>>>

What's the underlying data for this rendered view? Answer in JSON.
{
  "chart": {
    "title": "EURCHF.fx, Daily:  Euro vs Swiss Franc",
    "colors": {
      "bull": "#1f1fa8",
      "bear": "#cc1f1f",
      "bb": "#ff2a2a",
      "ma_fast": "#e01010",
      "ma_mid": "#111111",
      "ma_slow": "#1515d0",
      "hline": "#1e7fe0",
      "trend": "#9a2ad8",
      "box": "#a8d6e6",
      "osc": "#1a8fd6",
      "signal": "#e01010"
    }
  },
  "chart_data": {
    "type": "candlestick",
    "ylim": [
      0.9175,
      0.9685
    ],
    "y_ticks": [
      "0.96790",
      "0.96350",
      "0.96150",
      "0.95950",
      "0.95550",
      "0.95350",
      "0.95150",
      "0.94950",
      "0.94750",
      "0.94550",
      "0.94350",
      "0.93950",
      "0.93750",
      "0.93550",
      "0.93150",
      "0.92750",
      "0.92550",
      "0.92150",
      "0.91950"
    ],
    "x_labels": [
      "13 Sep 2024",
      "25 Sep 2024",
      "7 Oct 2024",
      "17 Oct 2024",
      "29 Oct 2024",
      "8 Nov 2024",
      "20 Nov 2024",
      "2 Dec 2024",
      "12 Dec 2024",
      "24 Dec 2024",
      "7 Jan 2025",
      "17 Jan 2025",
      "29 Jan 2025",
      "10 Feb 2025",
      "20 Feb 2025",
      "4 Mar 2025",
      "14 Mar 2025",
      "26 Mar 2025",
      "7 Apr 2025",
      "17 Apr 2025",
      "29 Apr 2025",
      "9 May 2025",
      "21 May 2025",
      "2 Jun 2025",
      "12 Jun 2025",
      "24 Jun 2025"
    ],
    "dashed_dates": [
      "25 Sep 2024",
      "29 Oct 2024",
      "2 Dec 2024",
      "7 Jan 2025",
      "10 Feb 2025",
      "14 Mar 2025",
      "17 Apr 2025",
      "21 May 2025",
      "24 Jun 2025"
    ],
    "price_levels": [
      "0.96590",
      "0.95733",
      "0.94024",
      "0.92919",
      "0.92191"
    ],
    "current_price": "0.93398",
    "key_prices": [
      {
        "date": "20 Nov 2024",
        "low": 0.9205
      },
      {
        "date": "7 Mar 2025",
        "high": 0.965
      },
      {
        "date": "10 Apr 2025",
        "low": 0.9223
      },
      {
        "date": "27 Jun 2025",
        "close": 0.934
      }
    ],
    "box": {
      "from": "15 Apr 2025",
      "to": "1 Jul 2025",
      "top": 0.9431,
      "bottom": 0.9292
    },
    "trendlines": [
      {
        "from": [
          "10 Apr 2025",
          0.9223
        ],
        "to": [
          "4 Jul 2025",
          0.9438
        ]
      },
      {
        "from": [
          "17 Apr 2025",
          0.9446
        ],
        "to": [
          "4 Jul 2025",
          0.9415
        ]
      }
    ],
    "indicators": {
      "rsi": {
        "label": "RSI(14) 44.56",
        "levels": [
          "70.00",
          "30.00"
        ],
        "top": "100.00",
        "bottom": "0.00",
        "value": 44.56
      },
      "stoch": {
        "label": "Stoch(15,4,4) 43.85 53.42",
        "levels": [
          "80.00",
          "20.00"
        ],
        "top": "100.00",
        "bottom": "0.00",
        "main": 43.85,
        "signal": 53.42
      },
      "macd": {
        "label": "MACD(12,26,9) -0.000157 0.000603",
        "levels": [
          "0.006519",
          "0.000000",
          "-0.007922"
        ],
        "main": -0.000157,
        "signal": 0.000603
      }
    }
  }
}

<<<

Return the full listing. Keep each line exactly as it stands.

EXPECTED OUTPUT:
What's the underlying data for this rendered view? Answer in JSON.
{
  "chart": {
    "title": "EURCHF.fx, Daily:  Euro vs Swiss Franc",
    "colors": {
      "bull": "#1f1fa8",
      "bear": "#cc1f1f",
      "bb": "#ff2a2a",
      "ma_fast": "#e01010",
      "ma_mid": "#111111",
      "ma_slow": "#1515d0",
      "hline": "#1e7fe0",
      "trend": "#9a2ad8",
      "box": "#a8d6e6",
      "osc": "#1a8fd6",
      "signal": "#e01010"
    }
  },
  "chart_data": {
    "type": "candlestick",
    "ylim": [
      0.9175,
      0.9685
    ],
    "y_ticks": [
      "0.96790",
      "0.96350",
      "0.96150",
      "0.95950",
      "0.95550",
      "0.95350",
      "0.95150",
      "0.94950",
      "0.94750",
      "0.94550",
      "0.94350",
      "0.93950",
      "0.93750",
      "0.93550",
      "0.93150",
      "0.92750",
      "0.92550",
      "0.92150",
      "0.91950"
    ],
    "x_labels": [
      "13 Sep 2024",
      "25 Sep 2024",
      "7 Oct 2024",
      "17 Oct 2024",
      "29 Oct 2024",
      "8 Nov 2024",
      "20 Nov 2024",
      "2 Dec 2024",
      "12 Dec 2024",
      "24 Dec 2024",
      "7 Jan 2025",
      "17 Jan 2025",
      "29 Jan 2025",
      "10 Feb 2025",
      "20 Feb 2025",
      "4 Mar 2025",
      "14 Mar 2025",
      "26 Mar 2025",
      "7 Apr 2025",
      "17 Apr 2025",
      "29 Apr 2025",
      "9 May 2025",
      "21 May 2025",
      "2 Jun 2025",
      "12 Jun 2025",
      "24 Jun 2025"
    ],
    "dashed_dates": [
      "25 Sep 2024",
      "29 Oct 2024",
      "2 Dec 2024",
      "7 Jan 2025",
      "10 Feb 2025",
      "14 Mar 2025",
      "17 Apr 2025",
      "21 May 2025",
      "24 Jun 2025"
    ],
    "price_levels": [
      "0.96590",
      "0.95733",
      "0.94024",
      "0.92919",
      "0.92191"
    ],
    "current_price": "0.93398",
    "key_prices": [
      {
        "date": "20 Nov 2024",
        "low": 0.9205
      },
      {
        "date": "7 Mar 2025",
        "high": 0.965
      },
      {
        "date": "10 Apr 2025",
        "low": 0.9223
      },
      {
        "date": "27 Jun 2025",
        "close": 0.934
      }
    ],
    "box": {
      "from": "15 Apr 2025",
      "to": "1 Jul 2025",
      "top": 0.9431,
      "bottom": 0.9292
    },
    "trendlines": [
      {
        "from": [
          "10 Apr 2025",
          0.9223
        ],
        "to": [
          "4 Jul 2025",
          0.9438
        ]
      },
      {
        "from": [
          "17 Apr 2025",
          0.9446
        ],
        "to": [
          "4 Jul 2025",
          0.9415
        ]
      }
    ],
    "indicators": {
      "rsi": {
        "label": "RSI(14) 44.56",
        "levels": [
          "70.00",
          "30.00"
        ],
        "top": "100.00",
        "bottom": "0.00",
        "value": 44.56
      },
      "stoch": {
        "label": "Stoch(15,4,4) 43.85 53.42",
        "levels": [
          "80.00",
          "20.00"
        ],
        "top": "100.00",
        "bottom": "0.00",
        "main": 43.85,
        "signal": 53.42
      },
      "macd": {
        "label": "MACD(12,26,9) -0.000157 0.000603",
        "levels": [
          "0.006519",
          "0.000000",
          "-0.007922"
        ],
        "main": -0.000157,
        "signal": 0.000603
      }
    }
  }
}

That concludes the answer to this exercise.